Thank u everyone for ur responses! It is nice to know I am not alone. Unfortunately things have gotten worse and I am no longer getting a long stretch at the beginning of the night ... they are now waking after about 2/2.5 hours (often one will sleep longer but the other is up) then it is downhill after that. It seems they don't really fall into a deep sleep after that which means I am not sleeping but a few mins here and there from about 12:30 on. I am soooo exhausted and hit a wall last night ... I was about to lose it but my husband took the girls after I nursed them and let me sleep for 2 hours. Of course the girls didn't sleep much during that time which makes me feel awful for them and my husband! Anyone else have babies that sleeps well only in ur arms? It seems that one baby in particular sleeps much better in someone's arms and then is restless when set down. I think I am just venting now:) Thank you for taking the time to listen and respond. I keep telling myself this will get better.

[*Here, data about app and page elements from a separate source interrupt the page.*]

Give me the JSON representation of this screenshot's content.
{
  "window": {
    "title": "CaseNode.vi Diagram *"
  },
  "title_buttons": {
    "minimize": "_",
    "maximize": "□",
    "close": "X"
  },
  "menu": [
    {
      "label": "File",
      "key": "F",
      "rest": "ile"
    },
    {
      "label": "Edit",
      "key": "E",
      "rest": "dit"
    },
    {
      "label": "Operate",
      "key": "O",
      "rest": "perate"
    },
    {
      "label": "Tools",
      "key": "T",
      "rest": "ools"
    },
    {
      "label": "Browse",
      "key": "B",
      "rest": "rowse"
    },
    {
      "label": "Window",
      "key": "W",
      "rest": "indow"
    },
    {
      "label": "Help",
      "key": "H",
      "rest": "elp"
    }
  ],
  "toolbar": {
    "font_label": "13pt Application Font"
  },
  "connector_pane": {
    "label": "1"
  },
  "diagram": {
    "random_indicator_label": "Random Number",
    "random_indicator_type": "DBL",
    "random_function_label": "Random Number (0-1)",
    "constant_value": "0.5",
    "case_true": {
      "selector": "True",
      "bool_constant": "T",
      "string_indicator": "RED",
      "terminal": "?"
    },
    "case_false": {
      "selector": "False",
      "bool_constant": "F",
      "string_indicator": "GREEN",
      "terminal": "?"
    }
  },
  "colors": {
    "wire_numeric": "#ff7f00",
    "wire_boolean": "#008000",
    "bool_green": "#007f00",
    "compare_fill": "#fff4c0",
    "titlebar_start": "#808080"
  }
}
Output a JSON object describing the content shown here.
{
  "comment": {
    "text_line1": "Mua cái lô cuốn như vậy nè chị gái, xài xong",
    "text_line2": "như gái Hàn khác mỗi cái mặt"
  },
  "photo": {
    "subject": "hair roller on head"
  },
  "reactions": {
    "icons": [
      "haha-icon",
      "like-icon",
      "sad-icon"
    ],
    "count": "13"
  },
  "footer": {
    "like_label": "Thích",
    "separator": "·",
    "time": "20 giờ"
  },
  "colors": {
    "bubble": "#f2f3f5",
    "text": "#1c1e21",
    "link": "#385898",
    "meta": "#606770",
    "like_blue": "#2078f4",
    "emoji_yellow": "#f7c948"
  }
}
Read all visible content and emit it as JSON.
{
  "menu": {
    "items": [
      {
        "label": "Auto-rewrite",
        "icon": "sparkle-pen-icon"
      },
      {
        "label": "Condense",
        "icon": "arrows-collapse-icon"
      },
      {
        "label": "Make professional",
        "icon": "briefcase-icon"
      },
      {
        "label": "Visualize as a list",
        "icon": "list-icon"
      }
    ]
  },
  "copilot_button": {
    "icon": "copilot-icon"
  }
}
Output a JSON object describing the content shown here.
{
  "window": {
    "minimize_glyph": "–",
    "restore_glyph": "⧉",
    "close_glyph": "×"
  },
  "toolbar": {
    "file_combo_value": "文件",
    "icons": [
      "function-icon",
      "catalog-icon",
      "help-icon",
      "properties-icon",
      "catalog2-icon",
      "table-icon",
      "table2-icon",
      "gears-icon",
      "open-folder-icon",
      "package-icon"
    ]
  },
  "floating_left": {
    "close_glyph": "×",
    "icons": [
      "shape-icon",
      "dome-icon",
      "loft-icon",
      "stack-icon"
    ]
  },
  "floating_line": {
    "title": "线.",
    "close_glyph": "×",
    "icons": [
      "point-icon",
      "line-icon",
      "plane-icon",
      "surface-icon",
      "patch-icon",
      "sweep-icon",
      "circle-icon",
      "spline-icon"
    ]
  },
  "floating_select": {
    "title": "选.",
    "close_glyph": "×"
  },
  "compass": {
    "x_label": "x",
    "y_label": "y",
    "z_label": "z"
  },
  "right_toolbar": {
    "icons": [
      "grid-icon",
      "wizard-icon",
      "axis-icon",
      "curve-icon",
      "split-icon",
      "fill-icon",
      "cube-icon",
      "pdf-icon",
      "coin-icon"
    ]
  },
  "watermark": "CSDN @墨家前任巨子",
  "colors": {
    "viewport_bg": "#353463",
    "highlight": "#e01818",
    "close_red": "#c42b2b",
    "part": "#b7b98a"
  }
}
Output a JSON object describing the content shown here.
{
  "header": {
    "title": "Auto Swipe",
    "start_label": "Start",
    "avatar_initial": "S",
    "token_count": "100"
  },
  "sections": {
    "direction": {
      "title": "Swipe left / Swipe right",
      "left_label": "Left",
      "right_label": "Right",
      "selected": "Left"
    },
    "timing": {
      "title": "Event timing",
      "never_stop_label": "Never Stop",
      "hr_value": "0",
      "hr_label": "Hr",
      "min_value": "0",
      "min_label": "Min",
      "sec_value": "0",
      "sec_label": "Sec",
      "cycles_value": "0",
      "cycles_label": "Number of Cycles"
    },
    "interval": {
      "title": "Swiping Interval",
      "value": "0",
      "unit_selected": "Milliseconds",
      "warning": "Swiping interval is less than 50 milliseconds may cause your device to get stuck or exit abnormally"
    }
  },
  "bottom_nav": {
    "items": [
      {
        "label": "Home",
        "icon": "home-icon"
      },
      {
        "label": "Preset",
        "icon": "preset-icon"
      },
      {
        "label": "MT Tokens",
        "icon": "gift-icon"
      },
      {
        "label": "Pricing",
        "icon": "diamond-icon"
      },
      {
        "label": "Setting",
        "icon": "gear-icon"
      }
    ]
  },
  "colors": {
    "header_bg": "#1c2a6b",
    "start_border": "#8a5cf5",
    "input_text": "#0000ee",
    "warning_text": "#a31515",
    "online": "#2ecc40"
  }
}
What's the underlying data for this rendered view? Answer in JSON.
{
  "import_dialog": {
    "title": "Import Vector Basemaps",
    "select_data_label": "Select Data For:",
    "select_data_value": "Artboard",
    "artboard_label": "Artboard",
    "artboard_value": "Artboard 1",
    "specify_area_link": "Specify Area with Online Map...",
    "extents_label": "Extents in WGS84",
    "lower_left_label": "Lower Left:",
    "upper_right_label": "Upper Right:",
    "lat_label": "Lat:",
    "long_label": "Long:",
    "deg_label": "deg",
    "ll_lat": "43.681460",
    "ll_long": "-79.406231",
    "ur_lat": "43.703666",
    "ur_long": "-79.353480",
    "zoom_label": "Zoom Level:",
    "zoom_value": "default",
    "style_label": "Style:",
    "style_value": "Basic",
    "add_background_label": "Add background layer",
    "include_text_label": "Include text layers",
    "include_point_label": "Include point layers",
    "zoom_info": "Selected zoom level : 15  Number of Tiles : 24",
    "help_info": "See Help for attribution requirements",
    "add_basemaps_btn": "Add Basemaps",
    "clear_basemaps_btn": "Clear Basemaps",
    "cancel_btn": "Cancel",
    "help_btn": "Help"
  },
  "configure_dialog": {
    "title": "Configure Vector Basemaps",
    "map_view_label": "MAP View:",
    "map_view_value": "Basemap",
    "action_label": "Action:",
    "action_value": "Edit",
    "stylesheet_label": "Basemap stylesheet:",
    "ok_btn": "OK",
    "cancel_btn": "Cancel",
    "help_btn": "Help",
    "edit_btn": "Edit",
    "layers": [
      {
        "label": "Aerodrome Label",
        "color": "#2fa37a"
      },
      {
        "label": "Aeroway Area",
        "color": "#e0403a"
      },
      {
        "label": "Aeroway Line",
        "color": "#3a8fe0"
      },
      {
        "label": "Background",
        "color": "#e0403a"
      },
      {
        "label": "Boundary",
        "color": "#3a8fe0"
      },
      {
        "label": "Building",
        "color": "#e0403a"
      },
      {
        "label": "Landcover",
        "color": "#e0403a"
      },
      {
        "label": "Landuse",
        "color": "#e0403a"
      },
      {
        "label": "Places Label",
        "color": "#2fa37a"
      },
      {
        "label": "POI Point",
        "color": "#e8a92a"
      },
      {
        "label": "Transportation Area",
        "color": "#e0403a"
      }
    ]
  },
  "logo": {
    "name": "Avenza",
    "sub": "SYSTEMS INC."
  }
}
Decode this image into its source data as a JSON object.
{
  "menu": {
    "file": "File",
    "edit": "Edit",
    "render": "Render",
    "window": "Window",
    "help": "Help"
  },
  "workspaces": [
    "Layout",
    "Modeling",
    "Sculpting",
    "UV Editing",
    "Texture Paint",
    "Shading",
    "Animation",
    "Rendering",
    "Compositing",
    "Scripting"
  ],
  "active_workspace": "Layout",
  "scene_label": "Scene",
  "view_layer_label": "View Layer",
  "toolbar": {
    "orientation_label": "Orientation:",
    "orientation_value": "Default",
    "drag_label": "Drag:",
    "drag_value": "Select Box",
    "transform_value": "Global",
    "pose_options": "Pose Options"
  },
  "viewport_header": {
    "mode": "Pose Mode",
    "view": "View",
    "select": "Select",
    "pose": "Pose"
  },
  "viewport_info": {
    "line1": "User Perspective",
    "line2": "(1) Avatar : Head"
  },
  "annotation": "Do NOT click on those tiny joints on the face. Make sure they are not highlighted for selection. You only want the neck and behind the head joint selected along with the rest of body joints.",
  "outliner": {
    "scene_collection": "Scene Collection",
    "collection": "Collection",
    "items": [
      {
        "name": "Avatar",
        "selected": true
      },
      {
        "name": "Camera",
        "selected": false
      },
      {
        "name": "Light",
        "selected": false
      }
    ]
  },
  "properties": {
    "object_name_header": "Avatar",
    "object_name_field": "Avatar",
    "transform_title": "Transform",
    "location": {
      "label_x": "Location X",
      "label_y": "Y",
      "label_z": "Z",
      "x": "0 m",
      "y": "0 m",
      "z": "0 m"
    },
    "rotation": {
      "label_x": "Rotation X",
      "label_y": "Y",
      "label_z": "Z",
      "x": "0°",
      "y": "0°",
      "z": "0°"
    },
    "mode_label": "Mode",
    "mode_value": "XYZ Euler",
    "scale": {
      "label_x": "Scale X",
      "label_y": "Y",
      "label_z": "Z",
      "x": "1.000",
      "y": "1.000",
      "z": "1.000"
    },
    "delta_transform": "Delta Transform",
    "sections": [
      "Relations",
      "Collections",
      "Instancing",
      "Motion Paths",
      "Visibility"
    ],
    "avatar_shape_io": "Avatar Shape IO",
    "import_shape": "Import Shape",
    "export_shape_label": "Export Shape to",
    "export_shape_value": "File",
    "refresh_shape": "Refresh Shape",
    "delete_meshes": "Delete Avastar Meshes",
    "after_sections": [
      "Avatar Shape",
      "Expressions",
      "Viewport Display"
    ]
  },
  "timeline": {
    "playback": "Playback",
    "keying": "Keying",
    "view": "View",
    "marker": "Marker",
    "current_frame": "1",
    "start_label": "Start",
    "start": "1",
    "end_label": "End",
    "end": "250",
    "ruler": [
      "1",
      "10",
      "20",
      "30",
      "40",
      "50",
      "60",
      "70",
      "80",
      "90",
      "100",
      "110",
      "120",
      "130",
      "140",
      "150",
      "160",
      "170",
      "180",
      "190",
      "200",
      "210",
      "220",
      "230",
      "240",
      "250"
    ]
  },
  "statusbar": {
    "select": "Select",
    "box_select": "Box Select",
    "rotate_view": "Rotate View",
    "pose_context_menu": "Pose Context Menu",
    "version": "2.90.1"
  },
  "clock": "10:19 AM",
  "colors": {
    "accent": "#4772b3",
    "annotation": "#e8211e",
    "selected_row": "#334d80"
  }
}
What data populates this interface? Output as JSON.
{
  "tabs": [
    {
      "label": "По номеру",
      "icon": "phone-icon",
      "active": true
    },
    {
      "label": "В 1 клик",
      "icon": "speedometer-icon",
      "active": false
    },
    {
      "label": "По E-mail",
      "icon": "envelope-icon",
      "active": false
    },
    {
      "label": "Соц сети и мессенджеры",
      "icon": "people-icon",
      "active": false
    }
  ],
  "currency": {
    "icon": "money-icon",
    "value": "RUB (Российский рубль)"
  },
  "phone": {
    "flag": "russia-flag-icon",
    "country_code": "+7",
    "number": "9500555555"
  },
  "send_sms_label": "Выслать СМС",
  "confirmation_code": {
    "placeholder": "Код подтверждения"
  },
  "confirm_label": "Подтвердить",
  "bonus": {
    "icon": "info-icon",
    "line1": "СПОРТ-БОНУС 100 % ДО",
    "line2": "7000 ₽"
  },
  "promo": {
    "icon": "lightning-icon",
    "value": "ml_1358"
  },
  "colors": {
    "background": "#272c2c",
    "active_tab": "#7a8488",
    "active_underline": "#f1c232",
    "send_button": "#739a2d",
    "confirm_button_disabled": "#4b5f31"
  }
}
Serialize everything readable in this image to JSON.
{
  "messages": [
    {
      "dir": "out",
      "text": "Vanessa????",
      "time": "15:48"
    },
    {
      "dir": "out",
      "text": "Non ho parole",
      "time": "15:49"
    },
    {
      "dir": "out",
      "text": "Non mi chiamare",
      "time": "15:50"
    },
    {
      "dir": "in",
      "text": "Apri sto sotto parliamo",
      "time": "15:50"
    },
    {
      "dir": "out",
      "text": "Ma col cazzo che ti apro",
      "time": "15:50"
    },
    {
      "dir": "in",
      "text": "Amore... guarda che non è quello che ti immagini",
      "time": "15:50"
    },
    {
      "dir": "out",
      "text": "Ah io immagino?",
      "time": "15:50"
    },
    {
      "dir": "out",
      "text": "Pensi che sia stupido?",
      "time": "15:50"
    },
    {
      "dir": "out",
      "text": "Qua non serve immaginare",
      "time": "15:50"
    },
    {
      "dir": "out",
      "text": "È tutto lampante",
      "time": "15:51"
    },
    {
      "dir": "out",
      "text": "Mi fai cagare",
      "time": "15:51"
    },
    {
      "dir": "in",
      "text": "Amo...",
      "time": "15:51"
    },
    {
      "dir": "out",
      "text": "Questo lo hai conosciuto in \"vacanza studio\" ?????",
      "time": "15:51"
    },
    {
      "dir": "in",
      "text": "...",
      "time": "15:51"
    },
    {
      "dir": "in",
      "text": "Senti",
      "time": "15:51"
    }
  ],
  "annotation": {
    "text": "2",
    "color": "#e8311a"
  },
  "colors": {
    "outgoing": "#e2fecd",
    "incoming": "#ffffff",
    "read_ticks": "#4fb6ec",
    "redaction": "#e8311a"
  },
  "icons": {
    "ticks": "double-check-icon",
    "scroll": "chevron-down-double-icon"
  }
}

My twins are 6.5 weeks old, and also lost their original longer night stretch. They sleep together in a crib a foot from my bed, usually swaddled (which seems to cut down on startling awake). They wake anything from every hour to the occasional 3-4 hour stretch (not seen every night). The things I've found saving me are: tandem nursing most of the day and at night, just picking up whoever fusses to nurse lying in bed; if, as so often, we both fall asleep, I rotate out one baby for the next when fussing begins; putting on doubled cloth diapers at night, and changing only if I think they are dirty (rather than wet) or feel alert enough; and (now that their necks are strong enough) trying at least once in the afternoon to nurse them in a double-prone position, supported by pillows and my arms - ending in a nap for all of us. They sleep really well that way, as do I; we all stay secure; and the 1 to 2.5 hours of sleep does wonders for my sanity and peace.